▽

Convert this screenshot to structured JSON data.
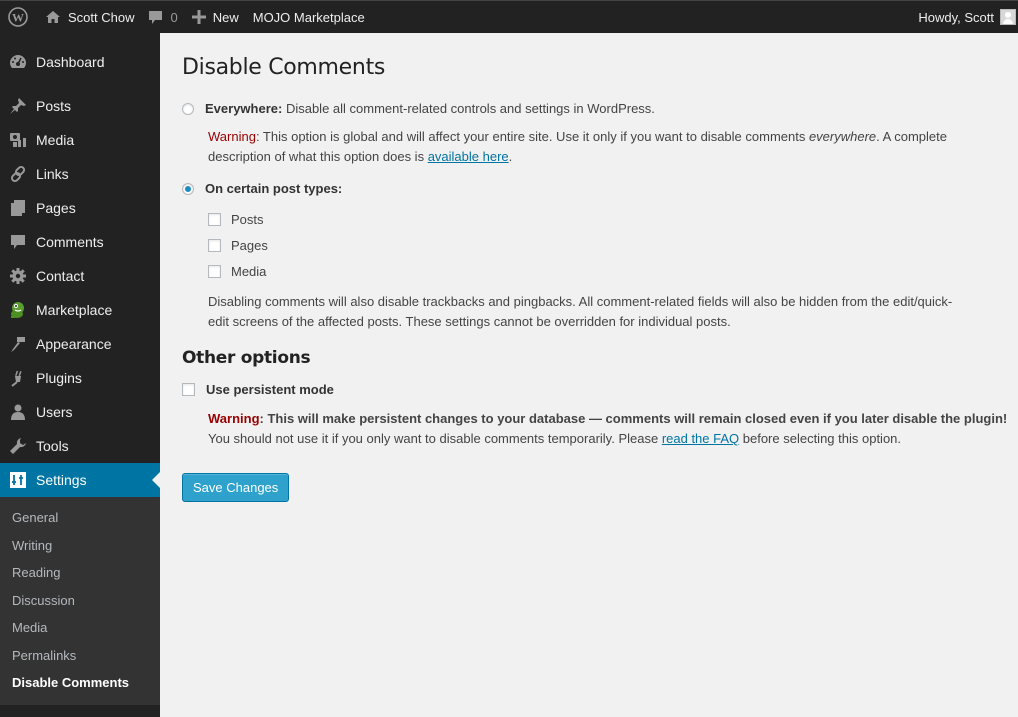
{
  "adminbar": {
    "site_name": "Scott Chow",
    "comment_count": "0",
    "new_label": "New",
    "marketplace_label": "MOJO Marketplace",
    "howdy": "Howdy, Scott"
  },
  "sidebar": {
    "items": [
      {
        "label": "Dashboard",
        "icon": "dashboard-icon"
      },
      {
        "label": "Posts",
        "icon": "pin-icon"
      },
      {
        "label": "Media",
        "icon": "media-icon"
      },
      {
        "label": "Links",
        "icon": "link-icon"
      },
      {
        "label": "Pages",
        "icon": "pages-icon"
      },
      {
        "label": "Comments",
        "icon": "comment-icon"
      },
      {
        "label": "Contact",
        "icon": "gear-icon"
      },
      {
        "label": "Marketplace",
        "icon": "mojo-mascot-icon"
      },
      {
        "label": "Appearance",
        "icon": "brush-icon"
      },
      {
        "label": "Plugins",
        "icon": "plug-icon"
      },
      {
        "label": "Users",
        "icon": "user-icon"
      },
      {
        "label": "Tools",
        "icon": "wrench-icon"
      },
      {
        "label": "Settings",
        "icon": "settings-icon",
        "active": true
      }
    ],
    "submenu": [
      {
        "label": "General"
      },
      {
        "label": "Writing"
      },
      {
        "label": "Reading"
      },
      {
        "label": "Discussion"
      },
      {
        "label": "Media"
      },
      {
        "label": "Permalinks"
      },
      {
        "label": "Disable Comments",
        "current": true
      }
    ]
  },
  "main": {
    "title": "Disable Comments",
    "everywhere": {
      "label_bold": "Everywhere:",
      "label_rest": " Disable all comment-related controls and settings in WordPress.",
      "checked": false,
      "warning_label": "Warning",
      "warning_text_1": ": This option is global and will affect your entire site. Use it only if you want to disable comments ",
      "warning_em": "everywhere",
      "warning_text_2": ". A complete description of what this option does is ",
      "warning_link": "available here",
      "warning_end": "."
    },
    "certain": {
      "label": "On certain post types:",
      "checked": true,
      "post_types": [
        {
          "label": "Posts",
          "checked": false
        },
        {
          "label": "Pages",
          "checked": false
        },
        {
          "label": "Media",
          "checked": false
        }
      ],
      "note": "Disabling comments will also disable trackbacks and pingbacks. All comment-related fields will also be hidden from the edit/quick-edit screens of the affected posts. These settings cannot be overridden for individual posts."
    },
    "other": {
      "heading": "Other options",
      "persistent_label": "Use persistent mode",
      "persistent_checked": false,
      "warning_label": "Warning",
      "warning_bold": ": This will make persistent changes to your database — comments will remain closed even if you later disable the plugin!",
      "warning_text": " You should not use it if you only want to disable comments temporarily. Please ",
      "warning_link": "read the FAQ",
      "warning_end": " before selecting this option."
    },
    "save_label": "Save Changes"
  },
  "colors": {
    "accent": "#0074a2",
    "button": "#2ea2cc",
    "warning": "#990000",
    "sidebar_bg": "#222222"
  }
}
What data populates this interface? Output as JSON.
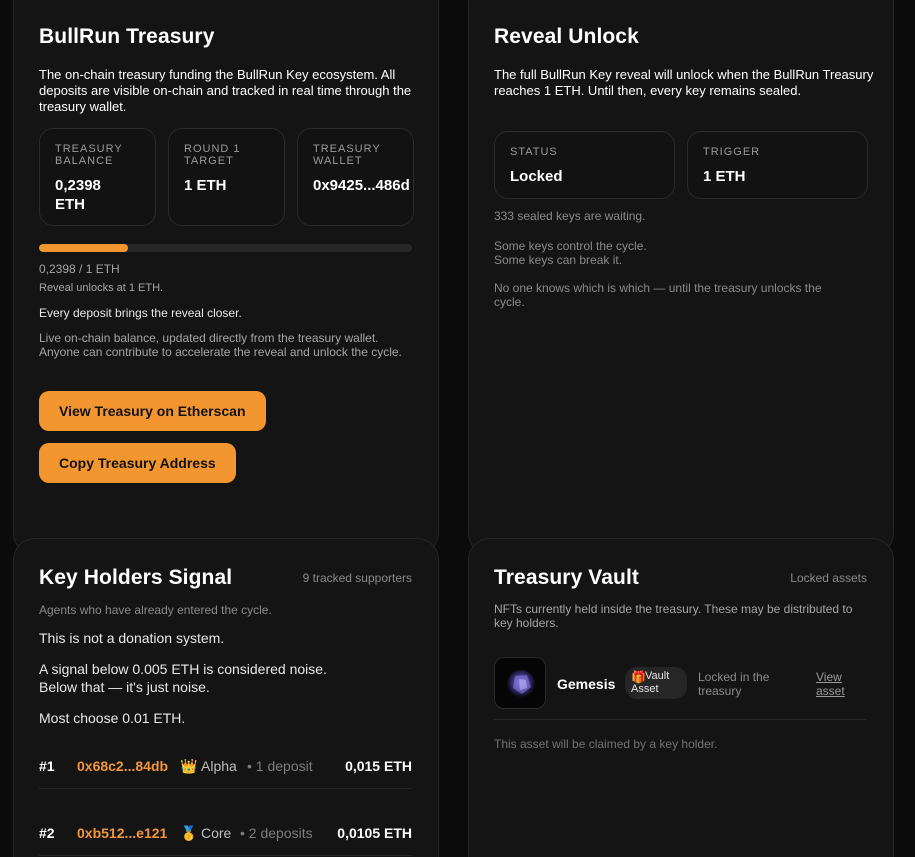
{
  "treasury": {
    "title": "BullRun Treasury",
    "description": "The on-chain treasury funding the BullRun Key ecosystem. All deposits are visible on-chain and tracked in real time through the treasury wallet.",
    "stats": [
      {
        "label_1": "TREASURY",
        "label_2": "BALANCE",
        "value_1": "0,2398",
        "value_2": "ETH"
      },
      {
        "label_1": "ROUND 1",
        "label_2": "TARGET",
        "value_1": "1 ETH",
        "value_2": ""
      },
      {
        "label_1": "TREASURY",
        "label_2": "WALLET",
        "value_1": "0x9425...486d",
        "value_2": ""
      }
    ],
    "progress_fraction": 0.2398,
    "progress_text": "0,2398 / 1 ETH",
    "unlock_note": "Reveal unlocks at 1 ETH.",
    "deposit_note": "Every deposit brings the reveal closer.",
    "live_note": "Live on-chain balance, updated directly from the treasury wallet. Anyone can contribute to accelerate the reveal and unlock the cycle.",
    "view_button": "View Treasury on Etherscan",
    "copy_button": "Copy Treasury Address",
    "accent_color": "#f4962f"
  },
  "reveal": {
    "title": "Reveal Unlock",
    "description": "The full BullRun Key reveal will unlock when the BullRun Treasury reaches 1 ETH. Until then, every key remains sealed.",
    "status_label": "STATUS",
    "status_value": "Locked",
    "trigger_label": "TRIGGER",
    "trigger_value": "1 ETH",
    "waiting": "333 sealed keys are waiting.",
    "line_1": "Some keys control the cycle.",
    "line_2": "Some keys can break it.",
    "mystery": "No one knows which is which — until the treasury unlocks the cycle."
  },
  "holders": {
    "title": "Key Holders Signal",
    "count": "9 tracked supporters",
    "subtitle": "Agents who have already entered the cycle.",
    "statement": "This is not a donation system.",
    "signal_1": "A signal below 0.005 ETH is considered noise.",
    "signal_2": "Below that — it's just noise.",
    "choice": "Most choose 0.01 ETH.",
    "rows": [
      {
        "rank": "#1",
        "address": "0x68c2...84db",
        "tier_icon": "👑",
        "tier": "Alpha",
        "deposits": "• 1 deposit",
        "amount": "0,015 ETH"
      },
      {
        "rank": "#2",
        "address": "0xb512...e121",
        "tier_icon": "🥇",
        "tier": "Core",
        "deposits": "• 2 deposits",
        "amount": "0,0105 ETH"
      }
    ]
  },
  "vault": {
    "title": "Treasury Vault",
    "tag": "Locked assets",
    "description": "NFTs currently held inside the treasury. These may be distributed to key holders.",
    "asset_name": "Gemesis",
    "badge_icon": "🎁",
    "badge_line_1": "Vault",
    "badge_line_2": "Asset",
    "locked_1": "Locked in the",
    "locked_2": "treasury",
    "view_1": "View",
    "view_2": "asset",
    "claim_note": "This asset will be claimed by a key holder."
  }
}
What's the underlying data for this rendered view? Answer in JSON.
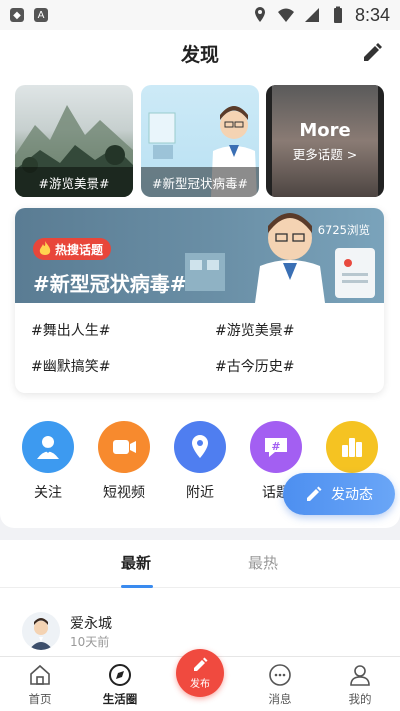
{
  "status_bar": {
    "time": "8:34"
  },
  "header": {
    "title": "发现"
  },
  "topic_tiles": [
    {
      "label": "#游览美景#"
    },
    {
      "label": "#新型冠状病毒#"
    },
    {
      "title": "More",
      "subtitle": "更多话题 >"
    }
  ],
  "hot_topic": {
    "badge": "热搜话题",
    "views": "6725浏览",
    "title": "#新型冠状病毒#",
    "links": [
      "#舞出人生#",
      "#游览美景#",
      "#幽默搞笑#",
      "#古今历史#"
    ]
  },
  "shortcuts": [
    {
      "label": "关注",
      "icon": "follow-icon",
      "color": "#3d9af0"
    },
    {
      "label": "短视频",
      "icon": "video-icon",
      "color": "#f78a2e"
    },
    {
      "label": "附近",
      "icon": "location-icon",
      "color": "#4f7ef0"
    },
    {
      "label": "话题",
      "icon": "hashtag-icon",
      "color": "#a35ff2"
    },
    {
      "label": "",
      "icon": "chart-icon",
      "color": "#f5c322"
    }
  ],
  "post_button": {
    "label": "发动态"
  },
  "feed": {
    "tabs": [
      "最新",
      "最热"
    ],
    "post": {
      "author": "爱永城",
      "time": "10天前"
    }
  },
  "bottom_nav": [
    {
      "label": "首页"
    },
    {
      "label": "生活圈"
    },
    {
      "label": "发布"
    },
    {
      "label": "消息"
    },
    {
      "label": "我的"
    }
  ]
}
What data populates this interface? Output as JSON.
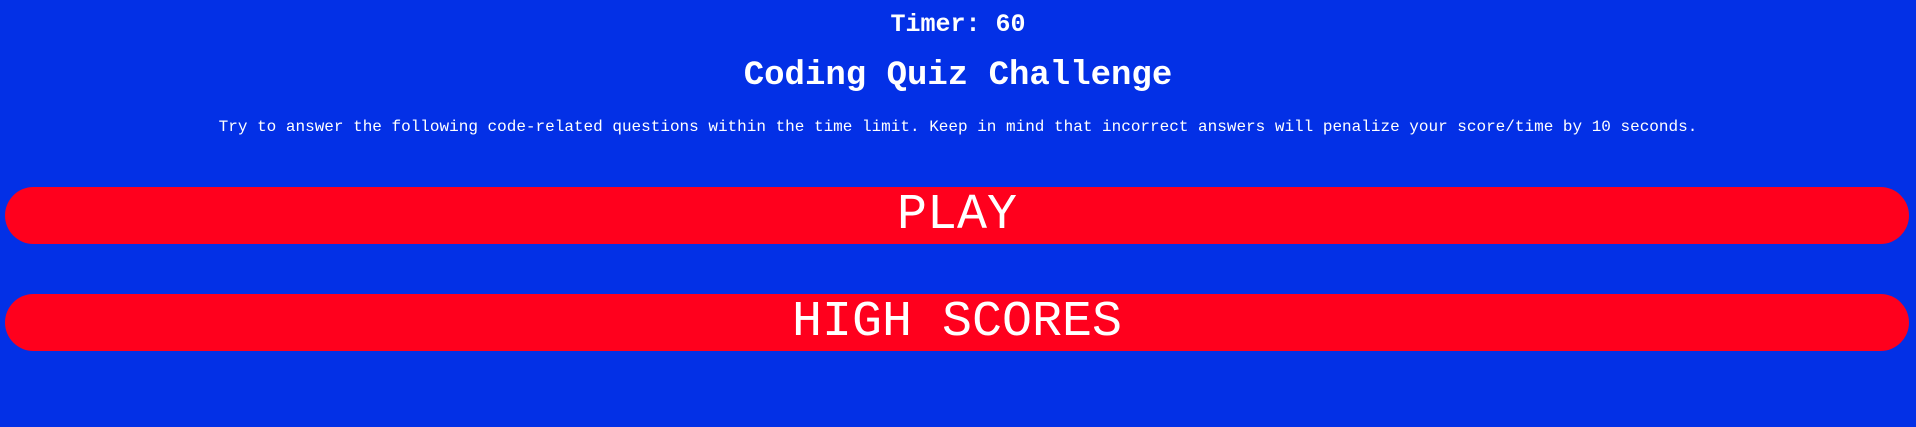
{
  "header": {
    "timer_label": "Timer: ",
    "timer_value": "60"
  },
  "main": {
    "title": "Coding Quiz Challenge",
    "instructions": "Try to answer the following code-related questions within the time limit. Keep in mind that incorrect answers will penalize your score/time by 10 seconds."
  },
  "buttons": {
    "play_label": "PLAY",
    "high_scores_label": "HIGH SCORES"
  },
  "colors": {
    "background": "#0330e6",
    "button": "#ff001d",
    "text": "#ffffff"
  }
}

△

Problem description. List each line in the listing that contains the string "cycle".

Solution to this exercise.
    "live_note": "Live on-chain balance, updated directly from the treasury wallet. Anyone can contribute to accelerate the reveal and unlock the cycle.",
    "line_1": "Some keys control the cycle.",
    "mystery": "No one knows which is which — until the treasury unlocks the cycle."
    "subtitle": "Agents who have already entered the cycle.",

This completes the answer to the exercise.